[Stored items]
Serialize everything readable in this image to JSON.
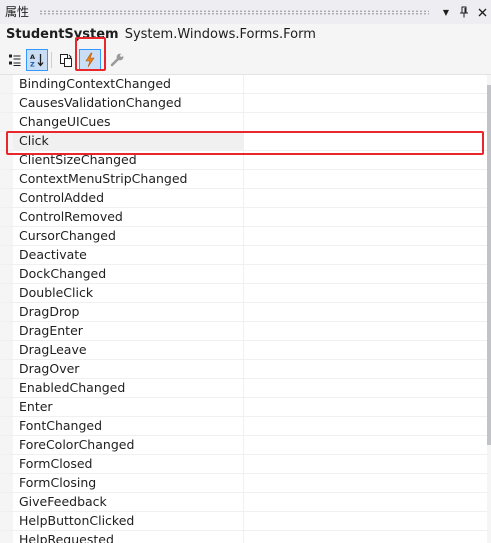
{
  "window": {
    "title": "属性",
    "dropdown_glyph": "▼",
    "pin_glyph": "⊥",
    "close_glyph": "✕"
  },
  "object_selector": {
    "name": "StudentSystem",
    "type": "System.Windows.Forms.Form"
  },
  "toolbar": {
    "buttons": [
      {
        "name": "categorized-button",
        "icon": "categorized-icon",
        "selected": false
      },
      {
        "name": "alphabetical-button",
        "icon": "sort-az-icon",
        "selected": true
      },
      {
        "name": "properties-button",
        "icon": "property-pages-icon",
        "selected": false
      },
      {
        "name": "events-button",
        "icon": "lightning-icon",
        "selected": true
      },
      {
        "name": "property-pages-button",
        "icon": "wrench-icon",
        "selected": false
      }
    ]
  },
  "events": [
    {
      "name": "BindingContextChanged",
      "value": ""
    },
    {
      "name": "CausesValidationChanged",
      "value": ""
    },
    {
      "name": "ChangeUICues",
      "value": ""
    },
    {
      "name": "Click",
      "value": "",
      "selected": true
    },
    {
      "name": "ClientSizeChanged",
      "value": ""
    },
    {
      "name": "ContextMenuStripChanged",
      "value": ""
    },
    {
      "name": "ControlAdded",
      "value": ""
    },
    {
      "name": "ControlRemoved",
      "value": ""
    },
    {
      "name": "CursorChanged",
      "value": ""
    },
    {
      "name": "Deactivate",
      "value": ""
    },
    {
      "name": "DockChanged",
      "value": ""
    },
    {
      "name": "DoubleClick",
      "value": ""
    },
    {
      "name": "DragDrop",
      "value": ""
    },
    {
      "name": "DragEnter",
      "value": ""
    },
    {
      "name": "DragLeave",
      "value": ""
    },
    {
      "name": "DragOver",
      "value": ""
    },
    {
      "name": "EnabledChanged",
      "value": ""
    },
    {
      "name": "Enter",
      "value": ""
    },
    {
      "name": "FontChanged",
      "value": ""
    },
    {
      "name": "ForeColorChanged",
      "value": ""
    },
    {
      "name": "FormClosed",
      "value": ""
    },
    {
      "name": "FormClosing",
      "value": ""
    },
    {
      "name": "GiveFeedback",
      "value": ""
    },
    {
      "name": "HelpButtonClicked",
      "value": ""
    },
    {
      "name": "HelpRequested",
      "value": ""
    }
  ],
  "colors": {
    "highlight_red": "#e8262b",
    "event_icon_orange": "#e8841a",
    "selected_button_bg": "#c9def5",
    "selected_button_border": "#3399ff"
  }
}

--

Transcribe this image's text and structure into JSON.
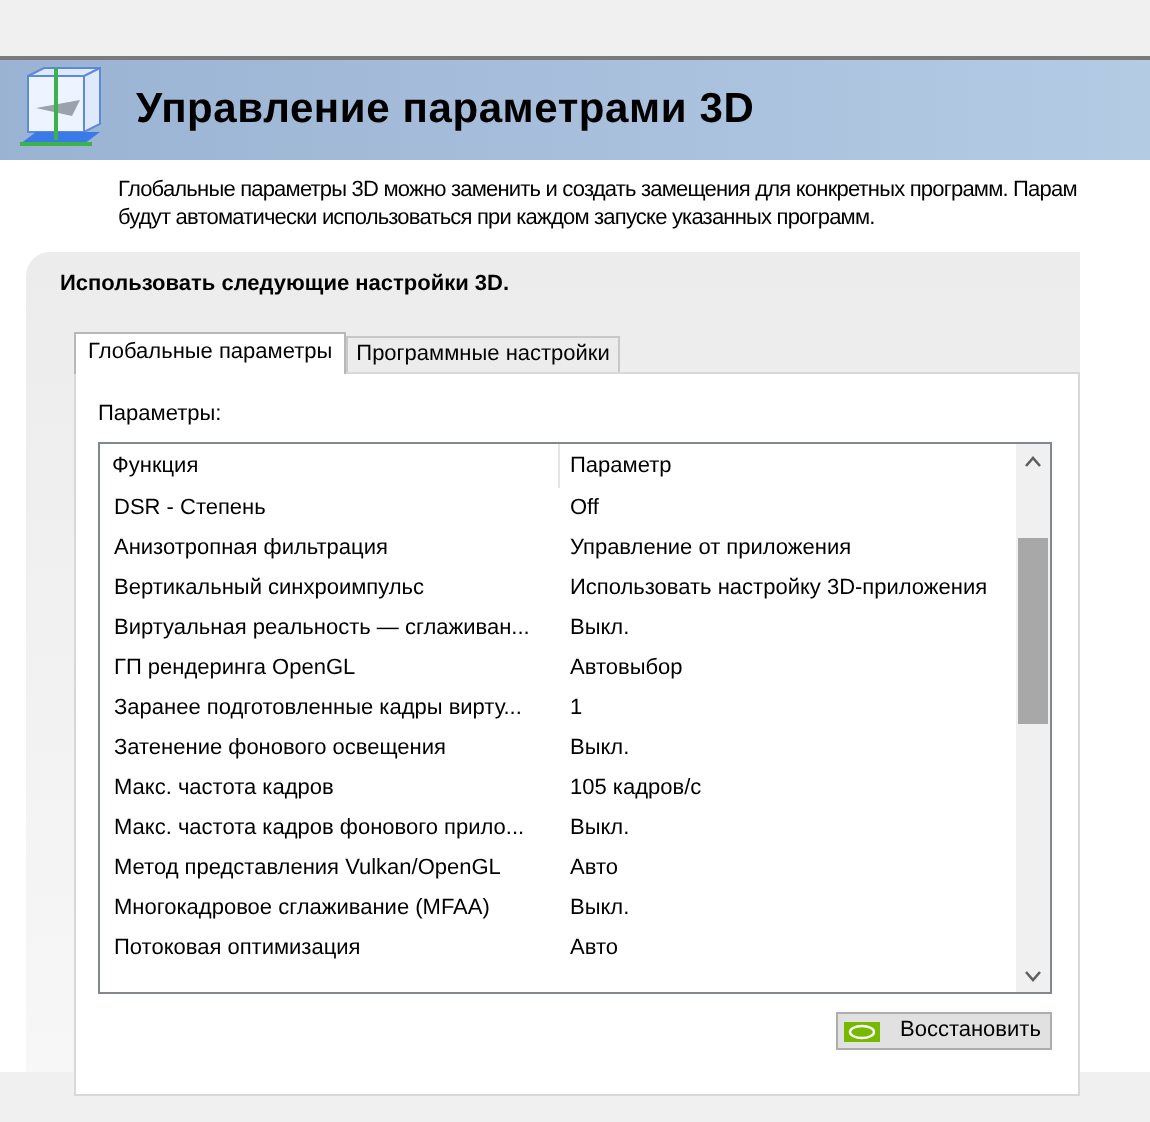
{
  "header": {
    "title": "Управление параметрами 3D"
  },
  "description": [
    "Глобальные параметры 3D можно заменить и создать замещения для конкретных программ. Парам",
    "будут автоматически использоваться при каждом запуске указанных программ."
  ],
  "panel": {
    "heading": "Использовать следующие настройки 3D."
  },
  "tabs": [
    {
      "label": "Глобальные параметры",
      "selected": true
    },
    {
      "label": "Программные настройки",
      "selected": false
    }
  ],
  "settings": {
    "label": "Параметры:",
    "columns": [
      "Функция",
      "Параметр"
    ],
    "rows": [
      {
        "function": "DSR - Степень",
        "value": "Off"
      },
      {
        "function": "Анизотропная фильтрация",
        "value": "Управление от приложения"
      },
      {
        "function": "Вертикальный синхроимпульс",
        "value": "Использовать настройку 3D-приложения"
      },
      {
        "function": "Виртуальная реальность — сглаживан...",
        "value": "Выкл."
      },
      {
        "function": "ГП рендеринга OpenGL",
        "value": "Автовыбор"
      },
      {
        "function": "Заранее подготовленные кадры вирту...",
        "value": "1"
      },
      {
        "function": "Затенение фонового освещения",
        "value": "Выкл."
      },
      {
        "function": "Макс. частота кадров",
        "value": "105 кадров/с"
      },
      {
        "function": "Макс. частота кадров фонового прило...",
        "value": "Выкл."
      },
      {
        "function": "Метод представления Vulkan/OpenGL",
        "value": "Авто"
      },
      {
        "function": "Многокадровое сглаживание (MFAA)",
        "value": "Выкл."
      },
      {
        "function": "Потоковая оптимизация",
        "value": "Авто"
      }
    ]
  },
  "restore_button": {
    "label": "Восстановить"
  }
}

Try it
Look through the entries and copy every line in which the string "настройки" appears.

Exercise output
    "heading": "Использовать следующие настройки 3D."
      "label": "Программные настройки",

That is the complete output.